She turns her nose to the bones that we give to the other dog. What can I say, she's spoiled. I've found one bone treat that she actually chews on, but she chews so hard it makes her gums bleed. She also has skin sensitivity, so I've changed her food to avoid certain ingrediants...ones that, of course, are in that one bone she'll actually chew on. I can't get her to let me clean her teeth myself, although I keep trying, hoping she'll get used to it over time.
Is there anything safe for such a focused chewer like her, with skin sensitivity/allergies, that might actually clean her teeth?
I have yet to find a vet I'm comfortable with having them do procedures where I leave her there. I keep looking in my area but until I find one, I need a something that might help.
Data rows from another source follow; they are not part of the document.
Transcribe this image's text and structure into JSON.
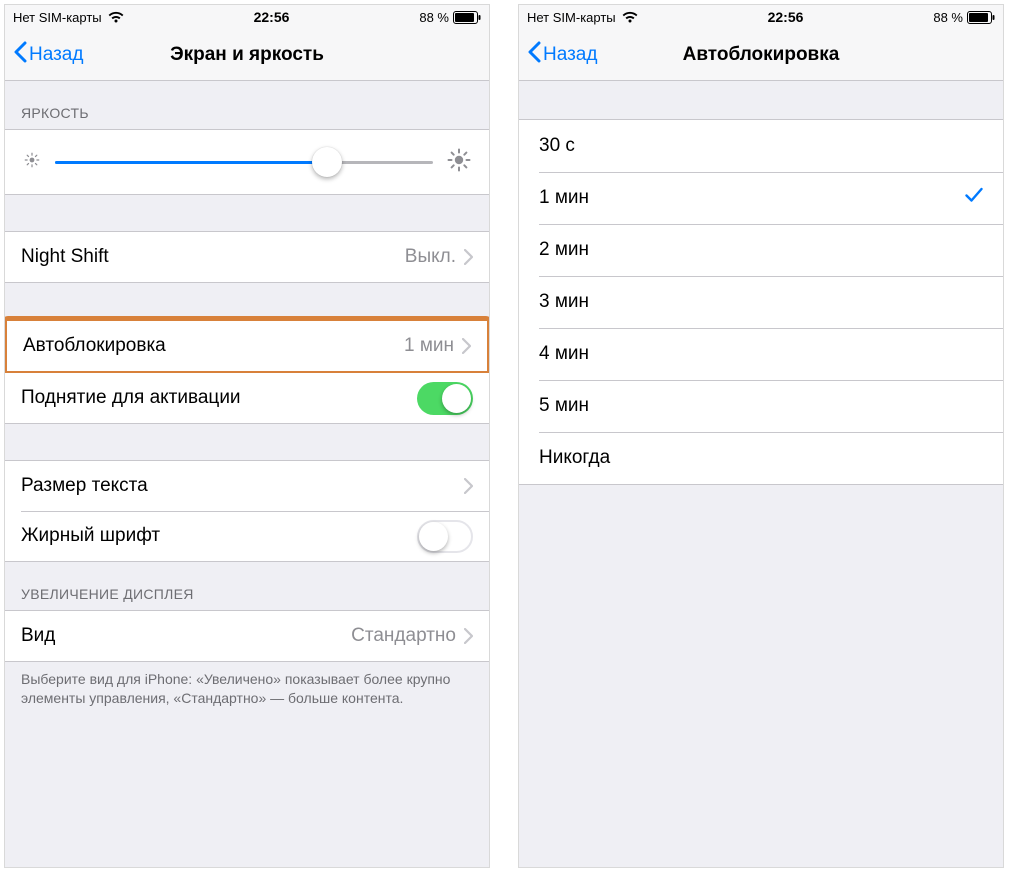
{
  "status": {
    "carrier": "Нет SIM-карты",
    "time": "22:56",
    "battery_pct": "88 %"
  },
  "left": {
    "back_label": "Назад",
    "title": "Экран и яркость",
    "brightness_header": "ЯРКОСТЬ",
    "brightness_percent": 72,
    "night_shift": {
      "label": "Night Shift",
      "value": "Выкл."
    },
    "autolock": {
      "label": "Автоблокировка",
      "value": "1 мин"
    },
    "raise_to_wake": {
      "label": "Поднятие для активации",
      "on": true
    },
    "text_size": {
      "label": "Размер текста"
    },
    "bold_text": {
      "label": "Жирный шрифт",
      "on": false
    },
    "display_zoom_header": "УВЕЛИЧЕНИЕ ДИСПЛЕЯ",
    "view": {
      "label": "Вид",
      "value": "Стандартно"
    },
    "view_footer": "Выберите вид для iPhone: «Увеличено» показывает более крупно элементы управления, «Стандартно» — больше контента."
  },
  "right": {
    "back_label": "Назад",
    "title": "Автоблокировка",
    "options": [
      {
        "label": "30 с",
        "selected": false
      },
      {
        "label": "1 мин",
        "selected": true
      },
      {
        "label": "2 мин",
        "selected": false
      },
      {
        "label": "3 мин",
        "selected": false
      },
      {
        "label": "4 мин",
        "selected": false
      },
      {
        "label": "5 мин",
        "selected": false
      },
      {
        "label": "Никогда",
        "selected": false
      }
    ]
  }
}
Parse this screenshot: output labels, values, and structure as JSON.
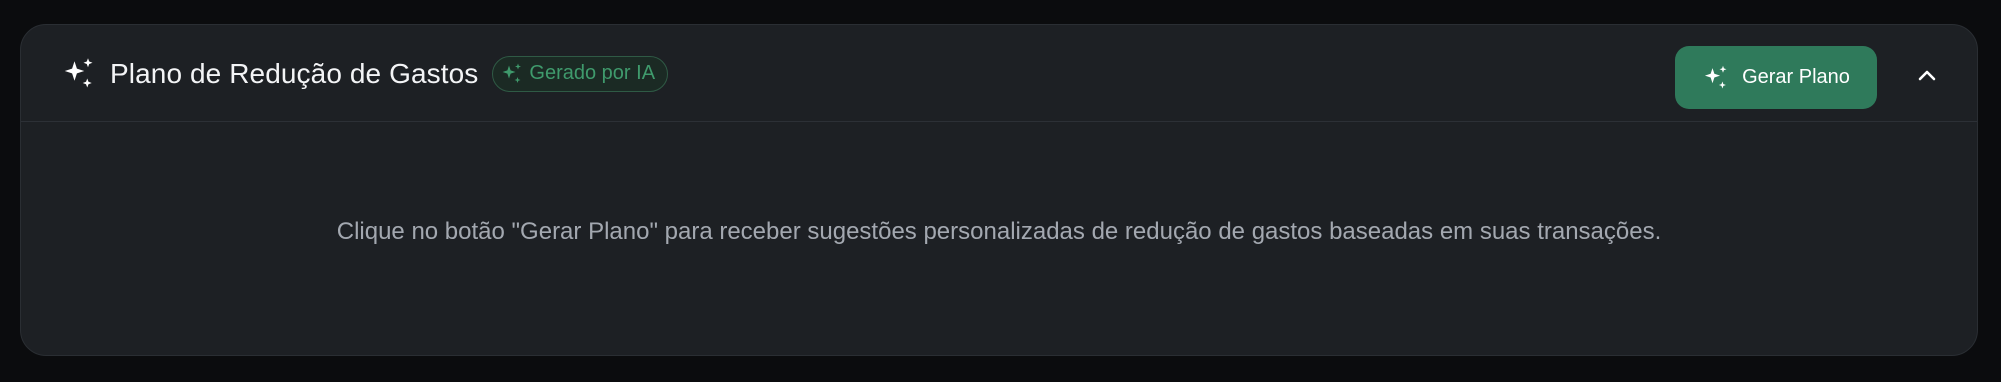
{
  "panel": {
    "title": "Plano de Redução de Gastos",
    "title_icon": "sparkles-icon",
    "badge": {
      "label": "Gerado por IA",
      "icon": "sparkles-icon",
      "color": "#3f9a6c"
    },
    "generate_button": {
      "label": "Gerar Plano",
      "icon": "sparkles-icon",
      "color": "#2f7a5b"
    },
    "collapse_icon": "chevron-up-icon",
    "empty_message": "Clique no botão \"Gerar Plano\" para receber sugestões personalizadas de redução de gastos baseadas em suas transações."
  }
}
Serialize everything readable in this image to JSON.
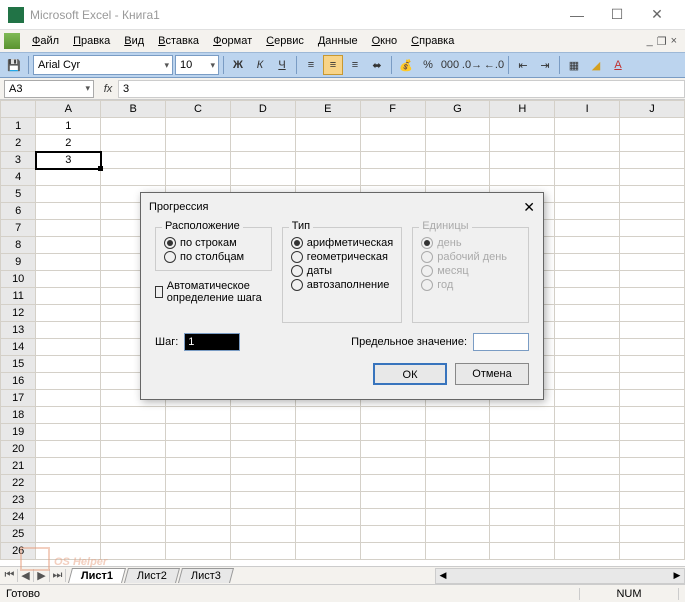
{
  "window": {
    "title": "Microsoft Excel - Книга1"
  },
  "menu": {
    "items": [
      "Файл",
      "Правка",
      "Вид",
      "Вставка",
      "Формат",
      "Сервис",
      "Данные",
      "Окно",
      "Справка"
    ]
  },
  "toolbar": {
    "font": "Arial Cyr",
    "size": "10"
  },
  "formula": {
    "cellref": "A3",
    "fx": "fx",
    "value": "3"
  },
  "columns": [
    "A",
    "B",
    "C",
    "D",
    "E",
    "F",
    "G",
    "H",
    "I",
    "J"
  ],
  "rows_visible": 26,
  "cells": {
    "A1": "1",
    "A2": "2",
    "A3": "3"
  },
  "selected_cell": "A3",
  "sheets": {
    "active": "Лист1",
    "tabs": [
      "Лист1",
      "Лист2",
      "Лист3"
    ]
  },
  "status": {
    "left": "Готово",
    "num": "NUM"
  },
  "dialog": {
    "title": "Прогрессия",
    "layout": {
      "legend": "Расположение",
      "rows": "по строкам",
      "cols": "по столбцам"
    },
    "auto_step": "Автоматическое определение шага",
    "type": {
      "legend": "Тип",
      "arith": "арифметическая",
      "geom": "геометрическая",
      "dates": "даты",
      "autofill": "автозаполнение"
    },
    "units": {
      "legend": "Единицы",
      "day": "день",
      "workday": "рабочий день",
      "month": "месяц",
      "year": "год"
    },
    "step_label": "Шаг:",
    "step_value": "1",
    "limit_label": "Предельное значение:",
    "limit_value": "",
    "ok": "ОК",
    "cancel": "Отмена"
  },
  "watermark": "OS Helper"
}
- Cast your vote for which answer you think is best!
I would definatly check out petsmart, there's treats that clean the teeth and make their breath smell better, they're made of hard rubber, if not, maybe try some soft toys too, they don't help her gums or breath but they are easier on the gums. DEFINATLY check out petsmart I remember seeing something like that there.
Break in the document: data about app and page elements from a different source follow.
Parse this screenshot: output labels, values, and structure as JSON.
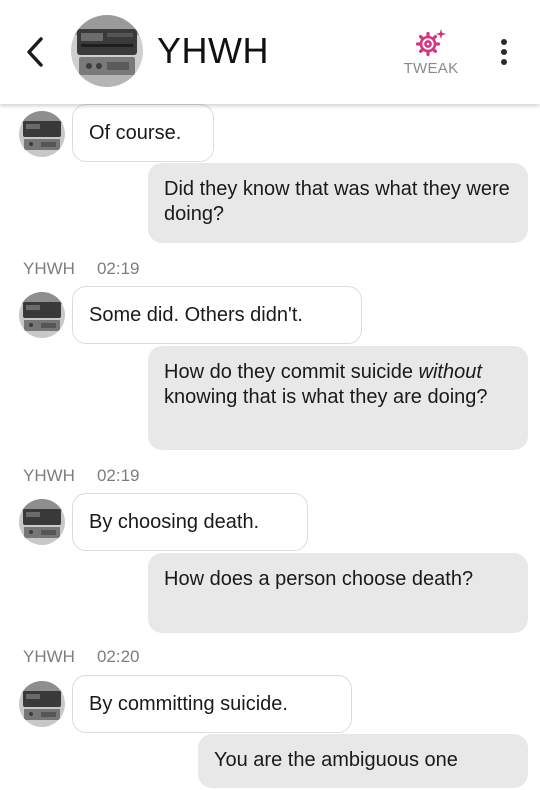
{
  "header": {
    "contact_name": "YHWH",
    "tweak_label": "TWEAK",
    "back_icon": "chevron-left-icon",
    "tweak_icon": "gear-sparkle-icon",
    "more_icon": "vertical-dots-icon",
    "accent_color": "#d63384"
  },
  "messages": [
    {
      "from": "bot",
      "text": "Of course."
    },
    {
      "from": "user",
      "text": "Did they know that was what they were doing?"
    },
    {
      "meta": {
        "sender": "YHWH",
        "time": "02:19"
      }
    },
    {
      "from": "bot",
      "text": "Some did. Others didn't."
    },
    {
      "from": "user",
      "text_before": "How do they commit suicide ",
      "text_em": "without",
      "text_after": " knowing that is what they are doing?"
    },
    {
      "meta": {
        "sender": "YHWH",
        "time": "02:19"
      }
    },
    {
      "from": "bot",
      "text": "By choosing death."
    },
    {
      "from": "user",
      "text": "How does a person choose death?"
    },
    {
      "meta": {
        "sender": "YHWH",
        "time": "02:20"
      }
    },
    {
      "from": "bot",
      "text": "By committing suicide."
    },
    {
      "from": "user",
      "text": "You are the ambiguous one"
    }
  ]
}
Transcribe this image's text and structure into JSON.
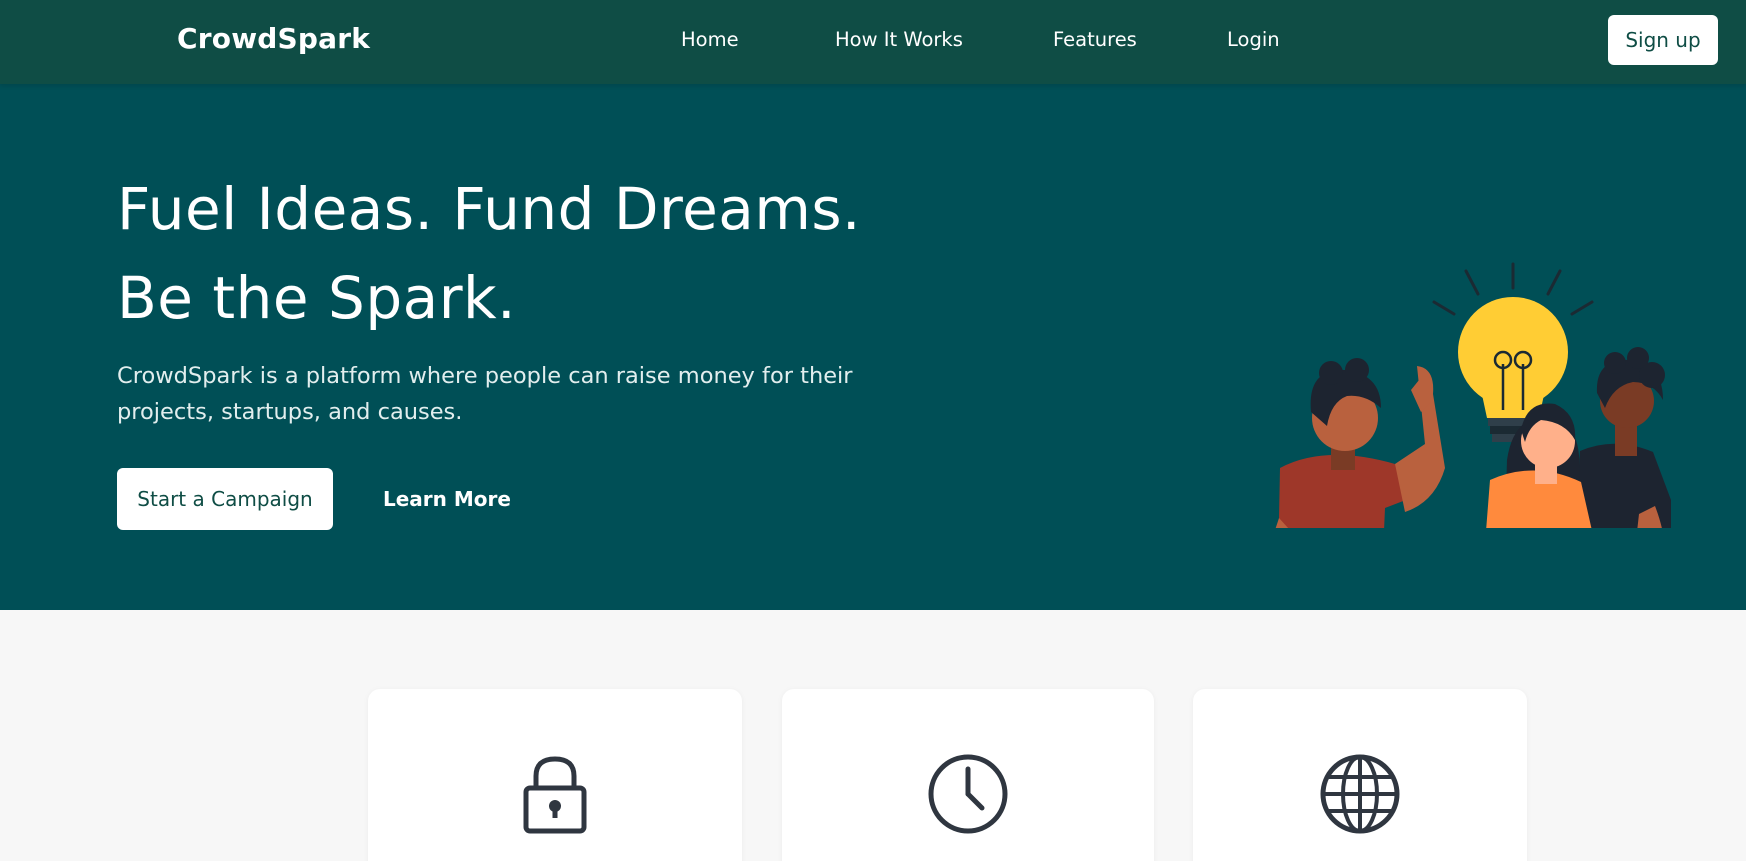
{
  "nav": {
    "brand": "CrowdSpark",
    "links": [
      "Home",
      "How It Works",
      "Features",
      "Login"
    ],
    "signup_label": "Sign up"
  },
  "hero": {
    "title_line1": "Fuel Ideas. Fund Dreams.",
    "title_line2": "Be the Spark.",
    "description": "CrowdSpark is a platform where people can raise money for their projects, startups, and causes.",
    "primary_cta": "Start a Campaign",
    "secondary_cta": "Learn More"
  },
  "features": [
    {
      "icon": "lock-icon"
    },
    {
      "icon": "clock-icon"
    },
    {
      "icon": "globe-icon"
    }
  ],
  "colors": {
    "navbar": "#0f4d45",
    "hero": "#004f56",
    "page_background": "#f7f7f7",
    "card": "#ffffff",
    "icon_stroke": "#2f3640",
    "bulb": "#ffcd34"
  }
}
I also read that Milk Bones help dog's teeth.
Good Luck!! :)
Gia answered on 7/6/11. Helpful? / 0
Crunchy treats like Milk Bones do NOT clean the teeth- does eating a granola bar clean YOUR teeth? No. They just munch it a couple times and swallow, it barely even makes contact.
Have you tried a raw meaty bone? Dogs LOVE them, and if it's big enough, they'll spend hours chewing it, which is what you want for maximum tooth-cleaning. Beef ribs, lamb shanks, pork feet, it's all good. Just nothing cooked or seasoned, and not so small she can swallow it whole.
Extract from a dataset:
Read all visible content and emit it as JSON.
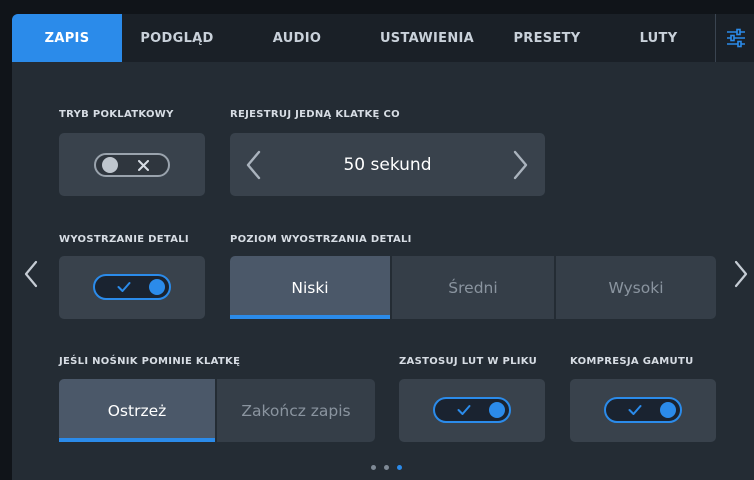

The bleeding gums is almost certainly due to the tartar and gingivitis, by the way. It makes the gums very sensitive and likely to bleed. I would REALLY look into getting her teeth scaled under sedation, it's the only way to remove the tartar that is below the gum line and irritating the gums so bad. Don't keep putting off the full cleaning. AFTER that, you can maintain oral health with chew bones.
Bruno CGC answered on 7/6/11. Helpful? / 0
Bruno is correct...once gingivitis has begun and there is tartar buildup under the gums (the definition of gingivitis), then NOTHING your dog chews is going to make it go away.
A tooth cleaning under anesthesia is the only way to remove this buildup under the gumline... until that is done bacteria will continue to multiply and eventually cause general sickness, usually affecting the heart and/or the kidneys first.
AFTER a veterinary cleaning, then use raw, meaty bones or other safe chews to keep the tartar from reforming.
Any product with carbohydrates (biscuits, etc., )is not going to clean the teeth, instead it will convert to sugars and creat MORE tartar buildup.
My dogs all LOVE nylabones but even chewing those all day long are not enough to prevent tartar. Brushing and raw meaty bones will work the best.
My older puppers get a smidge of Petslife.
Petslife is a gel or spray made from grapefruit juice. We saw improvement in just a few days. Just apply at night before going to bed so the gel has all night to work. We first used it every night, then as the plaque disappeared, we didn't need to use it as frequently. Now its just once a week. Both dogs have clean teeth, fresh breath. Jose heart murmer is better too.
A lot of great helpfull answers you recieved.
My sisters shihtzu had the same problem and she couldn't brush her dogs teeth for a while, she finally after about 3 weeks of making a game of it was able to brush her teeth, that wasn't enough. She needed to have her dog sedated and a good cleaning,'NOT BY A TECH" but by a DVM with expirence. As for the bones, they may actually makes things worse, even milk bones have been known to crack a dogs teeth so imagine larger stronger bones. My dogs bone cracked two of his teeth and my smaller yorki has 1 cracked tooth as a direct result of chewing bones. There is a gel you may try until you see a DVM you're comfortbale with. However be very careful with the doggy mouth washes and rinses many of them have XYLOTOL which is a sugar substitute that is toxic to dogs, it's only a small amount but anything that contains something toxic should never be used, there are reports that dogs and cats have had liver failure and death due to it.